I’m in kind of a bad mood (big surprise, huh?). You see, I got the acceptance letter in February. The term was only 12 months long and began in May. So I immediately set about finding some way to pay the nearly $100K that this degree would cost me that didn’t involve loans. After months of searching, I settled upon taking out a shitload of loans as a means of funding my education. Now I’m two semesters into a three-semester program, and I have taken out enough loans to bury myself in debt for decades. I was really hoping this wouldn’t happen. But frankly, I haven’t had much time to look. My program moves at such a fast pace that I’ve been too busy failing my classes and getting kicked out of apartments to search for a scholarship. Now I’m on break, and am trying to find one that is available for this spring and has an application deadline that hasn’t passed already. As it turns out, there are a couple. As soon as the semester begins, I’ll probably also look for a work-study job as well to at least offset my expenses. At this point, I can’t help but feel like a lost cause. I’ve applied for some small-time scholarships before and in a few cases have been genuinely proud of what I turned it, but I haven’t gotten anything yet. Jimmy Stewart knows how I feel.
I think I’ve figured out what to look for in my next apartment. In the one I’m getting kicked out of at the end of the month, I was always bugged that my bed didn’t have a headboard. That might seem like a silly thing to complain about, but one thing that I’ve always enjoyed doing is reading in bed. Since the head of my bed did not touch the wall and I would have to rearrange the entire room to make it so, I could not brace a reading pillow against anything and comfortably sit up in bed. This made it difficult to spend a few minutes reading before turning the lights out and especially hard to turn on my computer and spend several hours dicking around on the internet on the morning when I woke up too jittery to go back to bed, but too tired to get up. That’s a pretty major part of my life right there, but I told myself it didn’t matter, that there were bigger things to worry about and that as long as I had a roof over my head, I shouldn’t complain. Remember how I said my string of failed living arrangements feels like a string of bad relationships? I guess I should learn that being able to sit up in bed is, as Tina Fey would say, a deal-breaker. Some people can’t date somebody who is too tall, unemployed, or who smokes. None of those destroy the prospect of a relationship for me. My needs are simple, but they have to be met.
I try not to be too picky, but maybe I should start being pickier. If I know what I want and don’t compromise, people will be more likely to take me seriously. My problem is that I always pick the wrong thing to compromise on. I recently received feedback on my final paper in a class that drove me insane all semester. The professor criticized me for not answering questions that I damn well did answer and not delving as deeply into a topic of which I think I showed a comprehensive understanding. Suddenly, I don’t feel so bad about failing all of my quizzes. It wasn’t my fault. I earned this, whatever “this” is.

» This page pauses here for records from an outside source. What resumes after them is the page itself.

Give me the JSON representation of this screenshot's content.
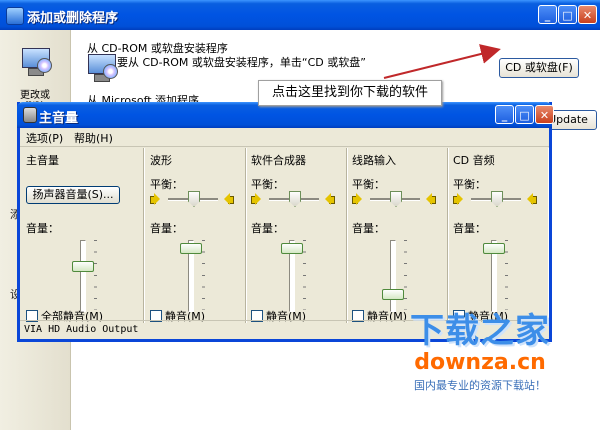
{
  "arp_window": {
    "title": "添加或删除程序",
    "sidebar": {
      "change_remove": "更改或\n删除\n程序",
      "glyph_a": "添",
      "glyph_b": "设"
    },
    "cd_heading": "从 CD-ROM 或软盘安装程序",
    "cd_desc": "要从 CD-ROM 或软盘安装程序，单击“CD 或软盘”",
    "cd_button": "CD 或软盘(F)",
    "ms_heading": "从 Microsoft 添加程序",
    "update_button": "Update"
  },
  "callout": {
    "text": "点击这里找到你下载的软件"
  },
  "volume_window": {
    "title": "主音量",
    "menu": [
      "选项(P)",
      "帮助(H)"
    ],
    "balance_label": "平衡：",
    "volume_label": "音量：",
    "master": {
      "title": "主音量",
      "speaker_button": "扬声器音量(S)...",
      "mute_label": "全部静音(M)"
    },
    "channels": [
      {
        "title": "波形",
        "mute_label": "静音(M)",
        "volume_level": 0.95,
        "balance": 0.5
      },
      {
        "title": "软件合成器",
        "mute_label": "静音(M)",
        "volume_level": 0.95,
        "balance": 0.5
      },
      {
        "title": "线路输入",
        "mute_label": "静音(M)",
        "volume_level": 0.2,
        "balance": 0.5
      },
      {
        "title": "CD 音频",
        "mute_label": "静音(M)",
        "volume_level": 0.95,
        "balance": 0.5
      }
    ],
    "master_volume_level": 0.65,
    "status": "VIA HD Audio Output"
  },
  "watermark": {
    "cn": "下载之家",
    "en": "downza.cn",
    "slogan": "国内最专业的资源下载站！"
  },
  "colors": {
    "titlebar": "#0054e3",
    "dialog_bg": "#ece9d8",
    "arrow": "#c0282a",
    "watermark_blue": "#3d8ee8",
    "watermark_orange": "#ff6a00"
  }
}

Labels are not inherently evil. People must accept that. A name is a label. It can be dangerous to try to categorize people by their age/gender/skin color/sexual orientation, but sooner or later, a person must decide what groups they belong to, and figure out how exactly they’re going to deal with it. I’m so sick of hearing gay Republicans excuse their support of a blatantly homophobic party by saying that “being gay is only a small part of who I am”. That’s only true if you don’t try to isolate it. When you go around kissing up to people who want to strip you of your rights based on your sexuality, it becomes a very big part of who you are. If you really want your sexuality to feel like a small part of your personal identity, stop trying to isolate it from the rest of you. Log Cabin Republicans (basically gay Uncle Toms) often say that they’re more concerned with whether or not they have a job than with whether or not they can get married. I’m not. In 29 states, it’s legal to fire somebody just for being gay, so pretending that those two are completely separate is idiotic all by itself. And truth be told, I think the hard times in my life–when I have dealt with unemployment, financial difficulties, and borderline homelessness–would have been much more tolerable if I’d had someone to count on for support, cuddling, and yes, sex. It’s a loneliness that cuts deeper than just about anything else, and gay Republicans are some of the loneliest people in the world.
If you want to be who you are, you have to first figure out what you are. That’s not something that can be circumvented; the only solution is to move through it. If you’re doing it right, that will inform the person you’re trying to be. Now if you’ll excuse me, I have to go laugh at some dick jokes.